He had a thick moustache which was curtailed severely in line with the outer limits of his great red mouth. His eyes were bloodshot and full of stoically endured pain which only tsunamic revenge and the grovelling apologies of world leaders could hope to cure. Hard wrinkles added a sculpturesque emphasis to a frowning forehead, under a symmetrical haircut combed back like a rinsed paintbrush.
I’m pretty sure it’s only possible to write two sentences about this book without spoiling the story.
Michel Faber has a knack for describing human beings in a way that makes you feel simultaneously affectionate and amused. He picks out the tiny, ridiculous details of the way people speak, act, and style their moustaches.
If you don’t want any spoilers, look away now! And preferably order the book; it’s great.

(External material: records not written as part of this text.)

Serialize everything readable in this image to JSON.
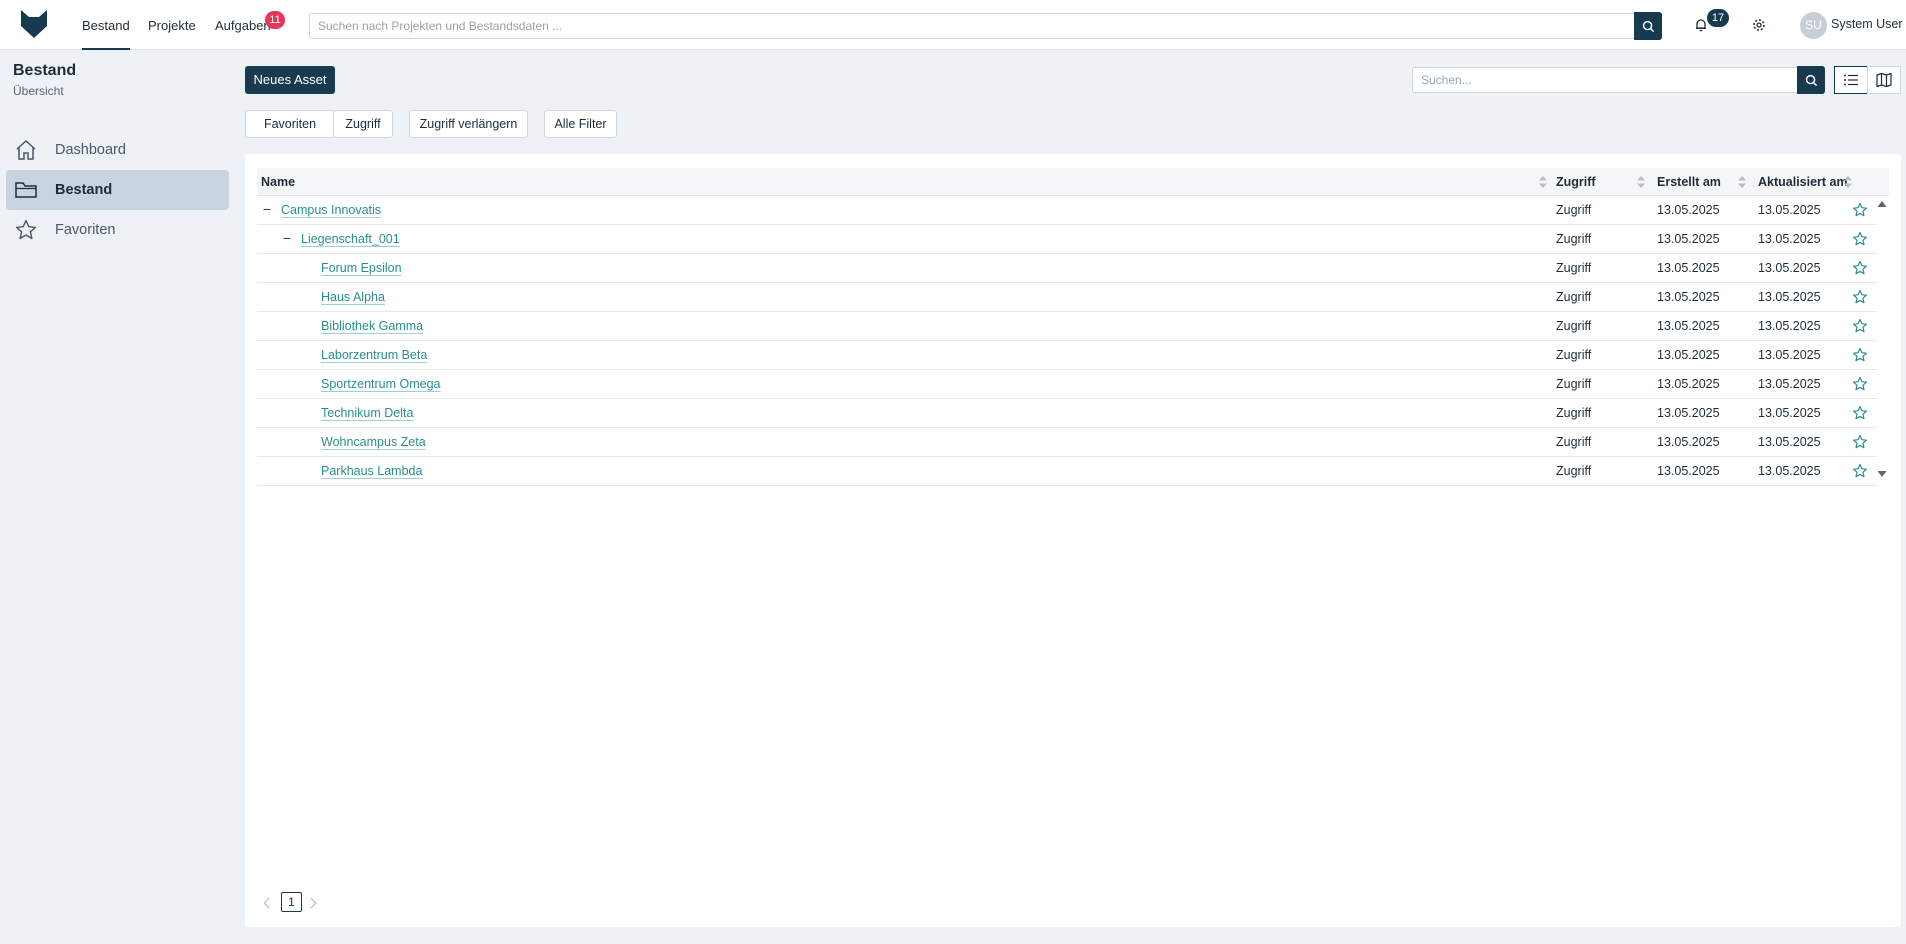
{
  "nav": {
    "items": [
      {
        "label": "Bestand",
        "active": true
      },
      {
        "label": "Projekte",
        "active": false
      },
      {
        "label": "Aufgaben",
        "badge": "11"
      }
    ]
  },
  "global_search": {
    "placeholder": "Suchen nach Projekten und Bestandsdaten ..."
  },
  "notifications": {
    "count": "17"
  },
  "user": {
    "initials": "SU",
    "name": "System User"
  },
  "sidebar": {
    "title": "Bestand",
    "subtitle": "Übersicht",
    "items": [
      {
        "label": "Dashboard",
        "icon": "home-icon"
      },
      {
        "label": "Bestand",
        "icon": "folder-icon",
        "active": true
      },
      {
        "label": "Favoriten",
        "icon": "star-icon"
      }
    ]
  },
  "toolbar": {
    "new_asset_label": "Neues Asset",
    "search_placeholder": "Suchen...",
    "filters": [
      "Favoriten",
      "Zugriff",
      "Zugriff verlängern",
      "Alle Filter"
    ]
  },
  "table": {
    "columns": [
      "Name",
      "Zugriff",
      "Erstellt am",
      "Aktualisiert am"
    ],
    "rows": [
      {
        "name": "Campus Innovatis",
        "level": 0,
        "expanded": true,
        "access": "Zugriff",
        "created": "13.05.2025",
        "updated": "13.05.2025"
      },
      {
        "name": "Liegenschaft_001",
        "level": 1,
        "expanded": true,
        "access": "Zugriff",
        "created": "13.05.2025",
        "updated": "13.05.2025"
      },
      {
        "name": "Forum Epsilon",
        "level": 2,
        "access": "Zugriff",
        "created": "13.05.2025",
        "updated": "13.05.2025"
      },
      {
        "name": "Haus Alpha",
        "level": 2,
        "access": "Zugriff",
        "created": "13.05.2025",
        "updated": "13.05.2025"
      },
      {
        "name": "Bibliothek Gamma",
        "level": 2,
        "access": "Zugriff",
        "created": "13.05.2025",
        "updated": "13.05.2025"
      },
      {
        "name": "Laborzentrum Beta",
        "level": 2,
        "access": "Zugriff",
        "created": "13.05.2025",
        "updated": "13.05.2025"
      },
      {
        "name": "Sportzentrum Omega",
        "level": 2,
        "access": "Zugriff",
        "created": "13.05.2025",
        "updated": "13.05.2025"
      },
      {
        "name": "Technikum Delta",
        "level": 2,
        "access": "Zugriff",
        "created": "13.05.2025",
        "updated": "13.05.2025"
      },
      {
        "name": "Wohncampus Zeta",
        "level": 2,
        "access": "Zugriff",
        "created": "13.05.2025",
        "updated": "13.05.2025"
      },
      {
        "name": "Parkhaus Lambda",
        "level": 2,
        "access": "Zugriff",
        "created": "13.05.2025",
        "updated": "13.05.2025"
      }
    ]
  },
  "pagination": {
    "current": "1"
  },
  "colors": {
    "primary": "#173a4f",
    "link": "#2a8f8a",
    "badge": "#e5355a",
    "background": "#eef2f7"
  }
}
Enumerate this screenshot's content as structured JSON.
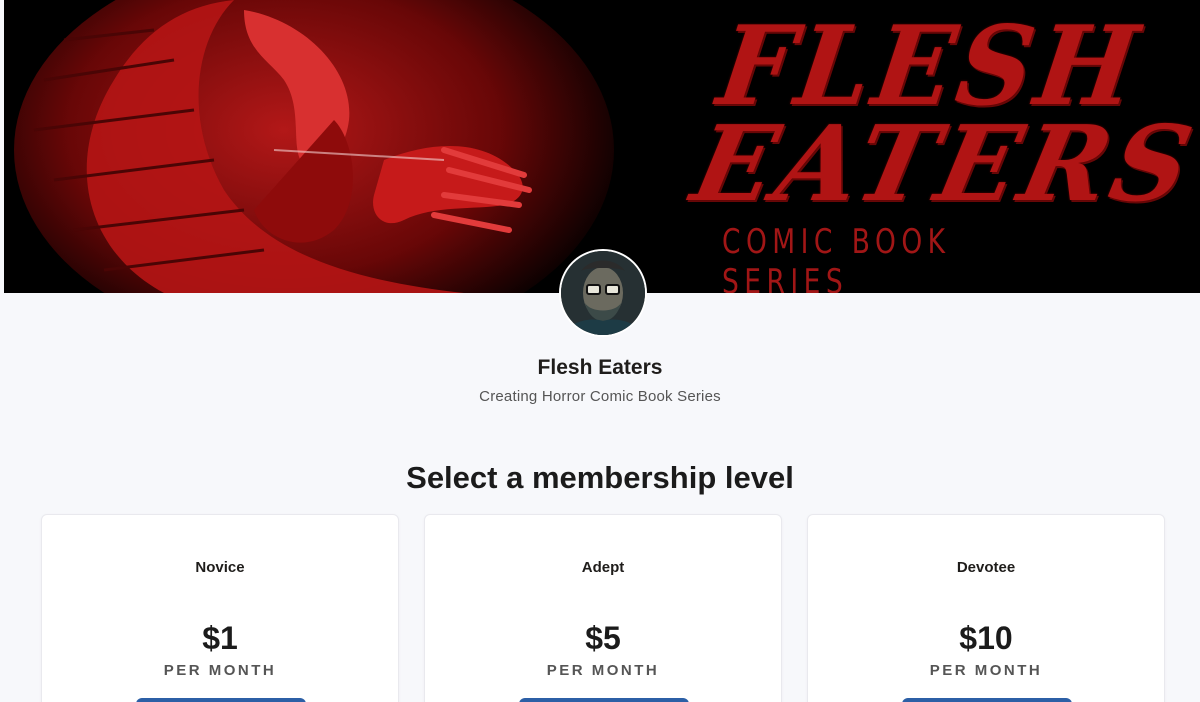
{
  "banner": {
    "logo_line1": "FLESH",
    "logo_line2": "EATERS",
    "logo_line3": "COMIC BOOK SERIES",
    "colors": {
      "background": "#000000",
      "art_red": "#c01818"
    }
  },
  "creator": {
    "name": "Flesh Eaters",
    "tagline": "Creating Horror Comic Book Series"
  },
  "membership": {
    "title": "Select a membership level",
    "tiers": [
      {
        "name": "Novice",
        "price": "$1",
        "period": "PER MONTH"
      },
      {
        "name": "Adept",
        "price": "$5",
        "period": "PER MONTH"
      },
      {
        "name": "Devotee",
        "price": "$10",
        "period": "PER MONTH"
      }
    ]
  },
  "colors": {
    "page_background": "#f7f8fb",
    "card_background": "#ffffff",
    "button": "#2c5fa6"
  }
}
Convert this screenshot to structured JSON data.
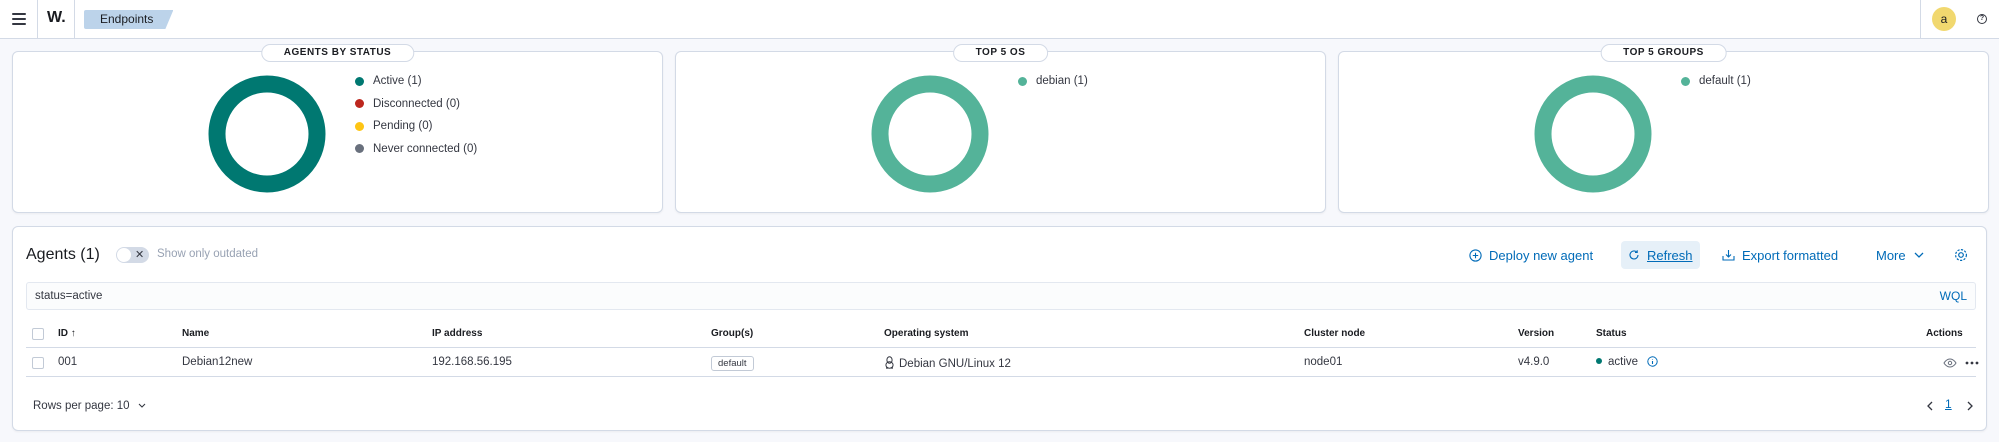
{
  "header": {
    "logo": "W.",
    "breadcrumb": "Endpoints",
    "avatar": "a",
    "help_glyph": "?"
  },
  "status_card": {
    "title": "AGENTS BY STATUS",
    "legend": [
      {
        "label": "Active (1)",
        "color": "#007871"
      },
      {
        "label": "Disconnected (0)",
        "color": "#bd271e"
      },
      {
        "label": "Pending (0)",
        "color": "#fec514"
      },
      {
        "label": "Never connected (0)",
        "color": "#69707d"
      }
    ],
    "donut_color": "#007871"
  },
  "os_card": {
    "title": "TOP 5 OS",
    "legend": [
      {
        "label": "debian (1)",
        "color": "#54b399"
      }
    ],
    "donut_color": "#54b399"
  },
  "groups_card": {
    "title": "TOP 5 GROUPS",
    "legend": [
      {
        "label": "default (1)",
        "color": "#54b399"
      }
    ],
    "donut_color": "#54b399"
  },
  "agents": {
    "title": "Agents (1)",
    "toggle_label": "Show only outdated",
    "actions": {
      "deploy": "Deploy new agent",
      "refresh": "Refresh",
      "export": "Export formatted",
      "more": "More"
    },
    "search_value": "status=active",
    "wql": "WQL",
    "columns": {
      "id": "ID",
      "name": "Name",
      "ip": "IP address",
      "groups": "Group(s)",
      "os": "Operating system",
      "cluster": "Cluster node",
      "version": "Version",
      "status": "Status",
      "actions": "Actions"
    },
    "rows": [
      {
        "id": "001",
        "name": "Debian12new",
        "ip": "192.168.56.195",
        "group": "default",
        "os": "Debian GNU/Linux 12",
        "cluster": "node01",
        "version": "v4.9.0",
        "status": "active"
      }
    ],
    "rows_per_page": "Rows per page: 10",
    "current_page": "1"
  }
}
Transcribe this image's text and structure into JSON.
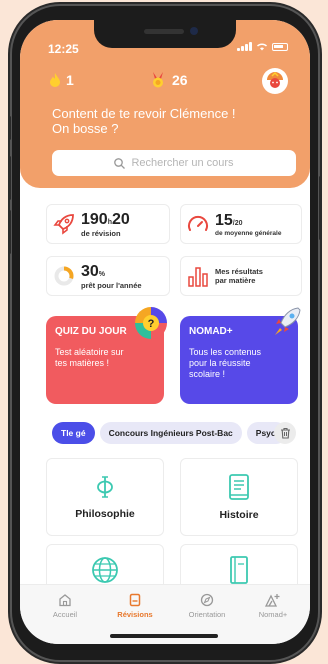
{
  "status": {
    "time": "12:25"
  },
  "header": {
    "streak": "1",
    "medals": "26",
    "welcome_line1": "Content de te revoir Clémence !",
    "welcome_line2": "On bosse ?"
  },
  "search": {
    "placeholder": "Rechercher un cours"
  },
  "stats": {
    "revision_hours": "190",
    "revision_h": "h",
    "revision_min": "20",
    "revision_label": "de révision",
    "average_value": "15",
    "average_denominator": "/20",
    "average_label": "de moyenne générale",
    "ready_value": "30",
    "ready_unit": "%",
    "ready_label": "prêt pour l'année",
    "ready_progress": 0.3,
    "results_label1": "Mes résultats",
    "results_label2": "par matière"
  },
  "cards": {
    "quiz_title": "QUIZ DU JOUR",
    "quiz_desc": "Test aléatoire sur tes matières !",
    "nomad_title": "NOMAD+",
    "nomad_desc": "Tous les contenus pour la réussite scolaire !"
  },
  "chips": [
    "Tle gé",
    "Concours Ingénieurs Post-Bac",
    "Psych"
  ],
  "subjects": [
    "Philosophie",
    "Histoire"
  ],
  "tabs": [
    "Accueil",
    "Révisions",
    "Orientation",
    "Nomad+"
  ],
  "colors": {
    "header": "#f2a06a",
    "accent": "#e8782c",
    "quiz": "#f15b5f",
    "nomad": "#5749e8",
    "chip_active": "#4b4ee8"
  }
}
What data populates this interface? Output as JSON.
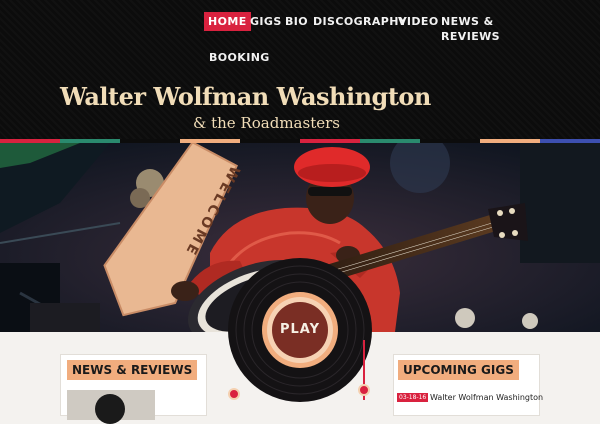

Michel Faber’s best-known novel is The Crimson Petal and the White, a saga about a Victorian sex worker which has been described as the book Charles Dickens might have written if he could have written about sex. I loved it, although I didn’t agree with the comparison. I don’t think Dickens would have magically started writing complex female characters if he had had fewer taboos to contend with. I can’t imagine him ever writing scenes like the one early in the book in which Sugar thinks she’s managed to have a session with William Rackham that doesn’t involve sex, but then unfortunately finds that he has ‘something else to give her’.
At first sight, Under the Skin is set in a totally different world from The Crimson Petal and the White – the contemporary Scottish highlands, where the heroine, Isserley, feels more kinship with the sheep than with any of the hitchhikers she picks up in her carefully customised car. But Isserley actually reminded me of Sugar in many ways: both are damaged people, both are willing to be brutal, and both can ultimately only rely on their own resourcefulness to find an escape. Some of the reviews suggest that the novel presents an ethical dilemma: how can we sympathise with Isserley when her job involves hunting down human beings and bringing them to the slaughterhouse? Maybe this makes me an alien, but I didn’t have any trouble sympathising with her, and I also didn’t really think this was the point.
To me, the core of the novel seems to be the conversations which take place in Isserley’s car: each is an example of flawed, ambiguous communication between beings who can only partly understand each other. To find out whether her prey is suitable for the slaughterhouse, Isserley is forced to find out a little about who he is ‘under the skin’, a process of learning which is disturbing and fascinating, both for her and for the reader.
Most of the books I’ve read so far this year have been by women. Michel Faber is one of the few writers who tempt me to hold back from one of those ‘Year of reading women‘ experiments: anyone who wants to write great feminist novels with characters who break the mould can learn something from him.